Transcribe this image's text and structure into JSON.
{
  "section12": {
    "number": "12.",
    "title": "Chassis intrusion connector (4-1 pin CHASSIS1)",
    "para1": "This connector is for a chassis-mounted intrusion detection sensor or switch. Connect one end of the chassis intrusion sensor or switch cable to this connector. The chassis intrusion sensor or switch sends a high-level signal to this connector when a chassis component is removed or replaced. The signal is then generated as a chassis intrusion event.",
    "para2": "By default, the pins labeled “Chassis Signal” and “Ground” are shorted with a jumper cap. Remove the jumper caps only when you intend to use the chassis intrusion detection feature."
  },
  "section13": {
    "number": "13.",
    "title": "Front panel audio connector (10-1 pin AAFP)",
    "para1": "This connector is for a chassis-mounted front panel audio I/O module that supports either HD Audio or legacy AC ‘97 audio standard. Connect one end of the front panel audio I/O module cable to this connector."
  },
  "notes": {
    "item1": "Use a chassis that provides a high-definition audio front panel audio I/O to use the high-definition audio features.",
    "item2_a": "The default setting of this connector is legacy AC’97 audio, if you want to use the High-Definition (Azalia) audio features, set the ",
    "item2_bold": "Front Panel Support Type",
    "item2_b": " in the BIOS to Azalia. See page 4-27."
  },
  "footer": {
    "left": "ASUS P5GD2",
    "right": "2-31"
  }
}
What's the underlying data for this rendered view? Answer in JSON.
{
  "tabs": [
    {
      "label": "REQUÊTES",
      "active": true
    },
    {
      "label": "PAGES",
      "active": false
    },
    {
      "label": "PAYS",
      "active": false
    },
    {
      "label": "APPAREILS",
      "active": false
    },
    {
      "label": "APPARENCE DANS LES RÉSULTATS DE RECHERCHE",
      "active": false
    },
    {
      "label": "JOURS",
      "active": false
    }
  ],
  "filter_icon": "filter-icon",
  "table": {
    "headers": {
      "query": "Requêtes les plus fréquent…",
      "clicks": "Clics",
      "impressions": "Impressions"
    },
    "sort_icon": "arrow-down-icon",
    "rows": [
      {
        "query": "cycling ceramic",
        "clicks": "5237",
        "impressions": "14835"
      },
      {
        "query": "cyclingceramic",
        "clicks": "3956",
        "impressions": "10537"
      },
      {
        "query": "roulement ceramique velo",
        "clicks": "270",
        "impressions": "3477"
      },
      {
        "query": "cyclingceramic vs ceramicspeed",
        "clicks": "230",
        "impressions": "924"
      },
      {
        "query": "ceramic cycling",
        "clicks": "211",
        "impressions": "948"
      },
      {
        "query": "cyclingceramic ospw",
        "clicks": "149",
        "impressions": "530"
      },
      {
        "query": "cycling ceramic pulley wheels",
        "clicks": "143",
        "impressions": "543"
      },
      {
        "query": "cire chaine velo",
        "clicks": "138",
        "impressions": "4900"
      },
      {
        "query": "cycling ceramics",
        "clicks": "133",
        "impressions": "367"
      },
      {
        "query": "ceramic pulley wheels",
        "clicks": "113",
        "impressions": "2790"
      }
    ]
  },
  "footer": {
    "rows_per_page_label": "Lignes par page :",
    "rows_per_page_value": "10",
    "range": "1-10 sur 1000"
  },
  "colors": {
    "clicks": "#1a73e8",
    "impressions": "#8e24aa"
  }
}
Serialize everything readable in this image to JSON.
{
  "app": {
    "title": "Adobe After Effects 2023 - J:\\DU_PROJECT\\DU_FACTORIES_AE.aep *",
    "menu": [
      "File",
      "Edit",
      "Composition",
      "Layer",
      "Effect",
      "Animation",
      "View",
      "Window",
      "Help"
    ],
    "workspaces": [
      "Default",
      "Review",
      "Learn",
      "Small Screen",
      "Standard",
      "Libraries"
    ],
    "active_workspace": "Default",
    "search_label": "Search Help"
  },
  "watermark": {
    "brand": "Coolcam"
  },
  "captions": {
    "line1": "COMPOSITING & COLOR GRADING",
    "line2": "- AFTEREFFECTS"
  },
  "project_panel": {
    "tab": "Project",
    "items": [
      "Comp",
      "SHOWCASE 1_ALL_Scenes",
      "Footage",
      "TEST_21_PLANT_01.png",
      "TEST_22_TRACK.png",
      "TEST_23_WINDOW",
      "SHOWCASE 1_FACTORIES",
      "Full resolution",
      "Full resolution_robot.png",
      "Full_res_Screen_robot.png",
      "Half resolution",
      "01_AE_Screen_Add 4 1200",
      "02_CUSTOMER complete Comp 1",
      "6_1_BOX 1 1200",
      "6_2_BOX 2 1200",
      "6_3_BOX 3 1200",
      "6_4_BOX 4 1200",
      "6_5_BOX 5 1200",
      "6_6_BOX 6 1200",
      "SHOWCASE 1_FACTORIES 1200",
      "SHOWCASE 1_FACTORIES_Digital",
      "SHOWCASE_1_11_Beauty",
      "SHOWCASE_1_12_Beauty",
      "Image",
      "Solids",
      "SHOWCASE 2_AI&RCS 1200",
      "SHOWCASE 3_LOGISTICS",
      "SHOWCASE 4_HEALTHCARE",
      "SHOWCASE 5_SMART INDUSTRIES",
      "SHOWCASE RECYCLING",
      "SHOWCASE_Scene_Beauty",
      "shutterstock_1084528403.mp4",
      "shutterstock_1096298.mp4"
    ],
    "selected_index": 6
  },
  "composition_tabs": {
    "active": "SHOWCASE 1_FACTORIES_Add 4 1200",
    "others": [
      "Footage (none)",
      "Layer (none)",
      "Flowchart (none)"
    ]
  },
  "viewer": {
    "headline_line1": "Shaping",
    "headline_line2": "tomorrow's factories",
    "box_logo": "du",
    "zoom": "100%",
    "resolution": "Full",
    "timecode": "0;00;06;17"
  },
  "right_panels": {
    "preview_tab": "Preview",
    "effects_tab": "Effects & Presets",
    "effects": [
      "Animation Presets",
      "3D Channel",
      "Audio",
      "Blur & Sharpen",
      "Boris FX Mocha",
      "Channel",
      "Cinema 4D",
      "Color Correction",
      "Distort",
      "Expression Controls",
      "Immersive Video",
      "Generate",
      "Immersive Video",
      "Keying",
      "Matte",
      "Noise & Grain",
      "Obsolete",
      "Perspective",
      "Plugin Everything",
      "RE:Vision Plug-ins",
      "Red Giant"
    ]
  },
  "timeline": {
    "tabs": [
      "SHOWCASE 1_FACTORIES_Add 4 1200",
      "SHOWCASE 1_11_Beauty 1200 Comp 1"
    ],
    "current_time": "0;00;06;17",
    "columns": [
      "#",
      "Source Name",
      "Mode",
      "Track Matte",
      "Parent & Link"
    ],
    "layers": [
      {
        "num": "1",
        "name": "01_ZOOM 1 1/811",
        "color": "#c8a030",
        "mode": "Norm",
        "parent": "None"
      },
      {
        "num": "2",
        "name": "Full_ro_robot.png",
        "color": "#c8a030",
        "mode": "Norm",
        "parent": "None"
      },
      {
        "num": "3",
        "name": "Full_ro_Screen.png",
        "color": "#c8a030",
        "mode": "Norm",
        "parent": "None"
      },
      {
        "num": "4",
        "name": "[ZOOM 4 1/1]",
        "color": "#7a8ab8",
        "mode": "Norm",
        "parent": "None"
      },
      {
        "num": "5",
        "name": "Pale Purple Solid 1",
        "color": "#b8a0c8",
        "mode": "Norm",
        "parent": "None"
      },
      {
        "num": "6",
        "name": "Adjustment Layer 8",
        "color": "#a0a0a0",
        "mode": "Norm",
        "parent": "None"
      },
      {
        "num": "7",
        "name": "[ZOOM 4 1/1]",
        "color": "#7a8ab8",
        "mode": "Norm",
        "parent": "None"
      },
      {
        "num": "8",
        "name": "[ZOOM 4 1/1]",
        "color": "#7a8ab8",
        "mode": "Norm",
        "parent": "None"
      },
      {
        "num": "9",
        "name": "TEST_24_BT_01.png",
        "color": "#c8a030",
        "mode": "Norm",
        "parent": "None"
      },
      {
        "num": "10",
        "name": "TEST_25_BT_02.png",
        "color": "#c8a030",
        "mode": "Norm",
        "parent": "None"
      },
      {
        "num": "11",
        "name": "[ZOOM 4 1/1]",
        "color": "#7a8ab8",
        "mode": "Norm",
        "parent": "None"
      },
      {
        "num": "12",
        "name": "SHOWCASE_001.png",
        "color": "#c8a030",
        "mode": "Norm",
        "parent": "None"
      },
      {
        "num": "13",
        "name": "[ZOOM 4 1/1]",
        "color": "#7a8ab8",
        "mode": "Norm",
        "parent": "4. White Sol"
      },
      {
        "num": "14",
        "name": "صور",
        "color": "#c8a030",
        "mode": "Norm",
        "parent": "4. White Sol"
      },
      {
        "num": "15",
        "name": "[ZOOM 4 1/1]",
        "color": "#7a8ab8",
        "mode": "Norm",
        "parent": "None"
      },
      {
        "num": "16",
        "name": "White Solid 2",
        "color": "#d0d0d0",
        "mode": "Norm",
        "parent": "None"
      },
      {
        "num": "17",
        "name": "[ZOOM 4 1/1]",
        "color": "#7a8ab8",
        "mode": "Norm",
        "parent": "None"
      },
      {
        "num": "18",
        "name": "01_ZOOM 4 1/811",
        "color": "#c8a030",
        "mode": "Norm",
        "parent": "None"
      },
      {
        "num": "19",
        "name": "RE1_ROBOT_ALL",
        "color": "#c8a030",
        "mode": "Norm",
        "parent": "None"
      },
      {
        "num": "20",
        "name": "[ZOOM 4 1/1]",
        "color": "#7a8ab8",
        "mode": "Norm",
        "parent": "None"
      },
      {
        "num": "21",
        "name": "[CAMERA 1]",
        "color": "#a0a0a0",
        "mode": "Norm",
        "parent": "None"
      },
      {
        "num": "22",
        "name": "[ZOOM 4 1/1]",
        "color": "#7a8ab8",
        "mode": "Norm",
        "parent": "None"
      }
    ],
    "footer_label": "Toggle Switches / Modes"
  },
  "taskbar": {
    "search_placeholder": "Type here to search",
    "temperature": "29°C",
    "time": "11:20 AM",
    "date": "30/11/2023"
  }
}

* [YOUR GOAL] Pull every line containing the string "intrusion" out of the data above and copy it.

* [FINAL ANSWER]
    "title": "Chassis intrusion connector (4-1 pin CHASSIS1)",
    "para1": "This connector is for a chassis-mounted intrusion detection sensor or switch. Connect one end of the chassis intrusion sensor or switch cable to this connector. The chassis intrusion sensor or switch sends a high-level signal to this connector when a chassis component is removed or replaced. The signal is then generated as a chassis intrusion event.",
    "para2": "By default, the pins labeled “Chassis Signal” and “Ground” are shorted with a jumper cap. Remove the jumper caps only when you intend to use the chassis intrusion detection feature."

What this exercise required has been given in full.